(Material for the task)

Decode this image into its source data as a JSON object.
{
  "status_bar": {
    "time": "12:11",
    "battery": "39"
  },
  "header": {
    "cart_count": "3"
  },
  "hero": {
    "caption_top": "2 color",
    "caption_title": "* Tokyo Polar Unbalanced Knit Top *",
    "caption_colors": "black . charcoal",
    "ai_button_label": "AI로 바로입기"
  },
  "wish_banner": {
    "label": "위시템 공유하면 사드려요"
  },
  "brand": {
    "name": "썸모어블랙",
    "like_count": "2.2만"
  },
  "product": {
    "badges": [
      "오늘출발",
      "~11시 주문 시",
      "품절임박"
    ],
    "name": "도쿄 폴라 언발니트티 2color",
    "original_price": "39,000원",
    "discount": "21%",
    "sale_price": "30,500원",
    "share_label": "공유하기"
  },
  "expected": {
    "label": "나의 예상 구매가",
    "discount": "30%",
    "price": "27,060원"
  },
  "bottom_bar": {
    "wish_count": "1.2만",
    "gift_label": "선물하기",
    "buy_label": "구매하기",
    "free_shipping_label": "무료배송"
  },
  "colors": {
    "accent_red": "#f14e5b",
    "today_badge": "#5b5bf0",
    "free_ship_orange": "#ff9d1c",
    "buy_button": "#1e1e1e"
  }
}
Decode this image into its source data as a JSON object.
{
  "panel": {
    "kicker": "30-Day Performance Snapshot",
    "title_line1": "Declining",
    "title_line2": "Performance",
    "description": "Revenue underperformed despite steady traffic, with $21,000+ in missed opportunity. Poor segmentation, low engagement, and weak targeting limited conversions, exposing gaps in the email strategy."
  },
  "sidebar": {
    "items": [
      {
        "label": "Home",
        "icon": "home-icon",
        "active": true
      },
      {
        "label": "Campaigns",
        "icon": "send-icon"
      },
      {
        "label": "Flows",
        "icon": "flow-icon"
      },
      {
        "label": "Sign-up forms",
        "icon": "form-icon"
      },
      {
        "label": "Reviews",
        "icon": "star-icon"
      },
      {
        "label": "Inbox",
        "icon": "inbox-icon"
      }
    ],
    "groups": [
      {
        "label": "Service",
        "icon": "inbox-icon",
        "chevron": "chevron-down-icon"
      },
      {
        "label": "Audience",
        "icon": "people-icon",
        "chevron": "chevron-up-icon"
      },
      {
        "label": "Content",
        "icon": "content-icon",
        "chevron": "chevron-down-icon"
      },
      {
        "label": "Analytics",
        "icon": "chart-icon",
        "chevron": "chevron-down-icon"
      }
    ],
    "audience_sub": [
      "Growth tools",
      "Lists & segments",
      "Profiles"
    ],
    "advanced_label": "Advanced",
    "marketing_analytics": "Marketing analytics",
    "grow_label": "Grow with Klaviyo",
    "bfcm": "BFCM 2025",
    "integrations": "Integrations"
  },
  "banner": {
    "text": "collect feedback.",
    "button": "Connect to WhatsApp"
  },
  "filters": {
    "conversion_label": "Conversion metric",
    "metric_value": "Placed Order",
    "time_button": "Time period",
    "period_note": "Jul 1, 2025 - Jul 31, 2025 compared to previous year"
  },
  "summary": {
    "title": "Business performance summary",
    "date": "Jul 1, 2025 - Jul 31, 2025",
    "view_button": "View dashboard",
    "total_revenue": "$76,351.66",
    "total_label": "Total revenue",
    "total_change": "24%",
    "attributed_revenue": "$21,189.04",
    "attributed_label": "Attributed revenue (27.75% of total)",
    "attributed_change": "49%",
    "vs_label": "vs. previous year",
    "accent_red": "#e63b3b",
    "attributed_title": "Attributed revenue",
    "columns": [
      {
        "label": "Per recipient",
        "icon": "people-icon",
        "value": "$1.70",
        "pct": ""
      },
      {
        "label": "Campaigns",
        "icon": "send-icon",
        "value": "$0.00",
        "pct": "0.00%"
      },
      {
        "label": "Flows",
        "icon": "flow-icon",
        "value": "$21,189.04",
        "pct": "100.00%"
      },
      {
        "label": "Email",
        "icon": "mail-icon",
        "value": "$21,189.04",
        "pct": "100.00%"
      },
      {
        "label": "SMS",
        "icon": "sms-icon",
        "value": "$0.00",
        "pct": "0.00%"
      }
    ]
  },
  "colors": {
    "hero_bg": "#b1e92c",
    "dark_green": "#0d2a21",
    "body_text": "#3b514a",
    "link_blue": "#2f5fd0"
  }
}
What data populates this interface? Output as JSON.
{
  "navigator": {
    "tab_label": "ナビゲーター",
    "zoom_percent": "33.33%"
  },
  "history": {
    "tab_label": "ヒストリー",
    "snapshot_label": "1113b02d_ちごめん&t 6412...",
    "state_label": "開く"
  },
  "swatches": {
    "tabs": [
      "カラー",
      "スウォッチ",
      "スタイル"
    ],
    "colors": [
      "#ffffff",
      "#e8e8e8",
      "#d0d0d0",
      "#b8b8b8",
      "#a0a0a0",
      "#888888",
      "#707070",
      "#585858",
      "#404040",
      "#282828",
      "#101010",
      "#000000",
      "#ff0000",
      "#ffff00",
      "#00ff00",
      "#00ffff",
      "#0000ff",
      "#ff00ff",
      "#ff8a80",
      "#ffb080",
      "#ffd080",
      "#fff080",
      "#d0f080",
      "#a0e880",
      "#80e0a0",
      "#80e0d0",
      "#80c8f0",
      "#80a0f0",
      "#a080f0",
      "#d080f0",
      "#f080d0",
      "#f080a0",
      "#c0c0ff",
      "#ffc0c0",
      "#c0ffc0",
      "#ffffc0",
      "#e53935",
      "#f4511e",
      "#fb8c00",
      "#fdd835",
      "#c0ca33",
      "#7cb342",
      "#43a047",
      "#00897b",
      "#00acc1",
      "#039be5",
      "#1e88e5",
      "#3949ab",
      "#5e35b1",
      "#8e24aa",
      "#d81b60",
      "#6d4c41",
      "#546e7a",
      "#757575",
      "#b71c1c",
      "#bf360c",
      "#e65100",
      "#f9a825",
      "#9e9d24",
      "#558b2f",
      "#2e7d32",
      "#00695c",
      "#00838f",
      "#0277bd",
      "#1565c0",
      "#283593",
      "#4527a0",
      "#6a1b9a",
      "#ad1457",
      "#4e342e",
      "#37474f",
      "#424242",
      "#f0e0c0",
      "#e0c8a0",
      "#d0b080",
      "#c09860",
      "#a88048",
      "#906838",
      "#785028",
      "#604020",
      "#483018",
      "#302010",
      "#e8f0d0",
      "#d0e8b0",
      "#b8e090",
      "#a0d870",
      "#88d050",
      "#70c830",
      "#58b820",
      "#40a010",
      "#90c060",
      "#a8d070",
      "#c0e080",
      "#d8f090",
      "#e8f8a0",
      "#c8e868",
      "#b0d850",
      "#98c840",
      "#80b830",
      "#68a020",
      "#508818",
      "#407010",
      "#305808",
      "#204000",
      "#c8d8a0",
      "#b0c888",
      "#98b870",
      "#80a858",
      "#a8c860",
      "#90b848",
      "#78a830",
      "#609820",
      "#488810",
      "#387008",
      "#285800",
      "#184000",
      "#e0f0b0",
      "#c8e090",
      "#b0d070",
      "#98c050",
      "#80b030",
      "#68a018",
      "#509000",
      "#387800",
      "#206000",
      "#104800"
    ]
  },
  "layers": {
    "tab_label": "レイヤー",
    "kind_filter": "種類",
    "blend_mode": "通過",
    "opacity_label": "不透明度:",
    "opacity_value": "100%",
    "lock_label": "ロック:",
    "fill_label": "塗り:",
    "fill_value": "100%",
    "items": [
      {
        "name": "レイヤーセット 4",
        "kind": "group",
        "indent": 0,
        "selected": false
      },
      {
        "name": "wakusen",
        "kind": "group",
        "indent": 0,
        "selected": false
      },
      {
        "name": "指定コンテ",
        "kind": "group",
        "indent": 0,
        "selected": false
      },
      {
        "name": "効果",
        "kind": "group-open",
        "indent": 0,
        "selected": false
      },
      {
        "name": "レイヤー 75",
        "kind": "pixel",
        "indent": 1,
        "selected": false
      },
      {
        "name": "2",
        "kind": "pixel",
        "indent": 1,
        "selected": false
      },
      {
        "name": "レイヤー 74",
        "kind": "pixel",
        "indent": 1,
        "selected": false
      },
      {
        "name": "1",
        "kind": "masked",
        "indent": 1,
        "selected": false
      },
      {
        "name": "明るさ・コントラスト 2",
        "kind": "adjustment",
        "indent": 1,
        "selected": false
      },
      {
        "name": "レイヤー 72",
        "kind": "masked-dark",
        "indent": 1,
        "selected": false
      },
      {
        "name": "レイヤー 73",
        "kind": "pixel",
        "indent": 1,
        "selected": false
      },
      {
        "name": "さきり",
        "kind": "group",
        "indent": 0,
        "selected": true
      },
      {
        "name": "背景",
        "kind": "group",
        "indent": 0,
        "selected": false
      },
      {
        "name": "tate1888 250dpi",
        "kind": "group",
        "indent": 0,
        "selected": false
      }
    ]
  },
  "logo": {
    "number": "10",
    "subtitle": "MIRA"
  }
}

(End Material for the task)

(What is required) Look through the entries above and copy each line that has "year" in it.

(Final answer)
    "period_note": "Jul 1, 2025 - Jul 31, 2025 compared to previous year"
    "vs_label": "vs. previous year",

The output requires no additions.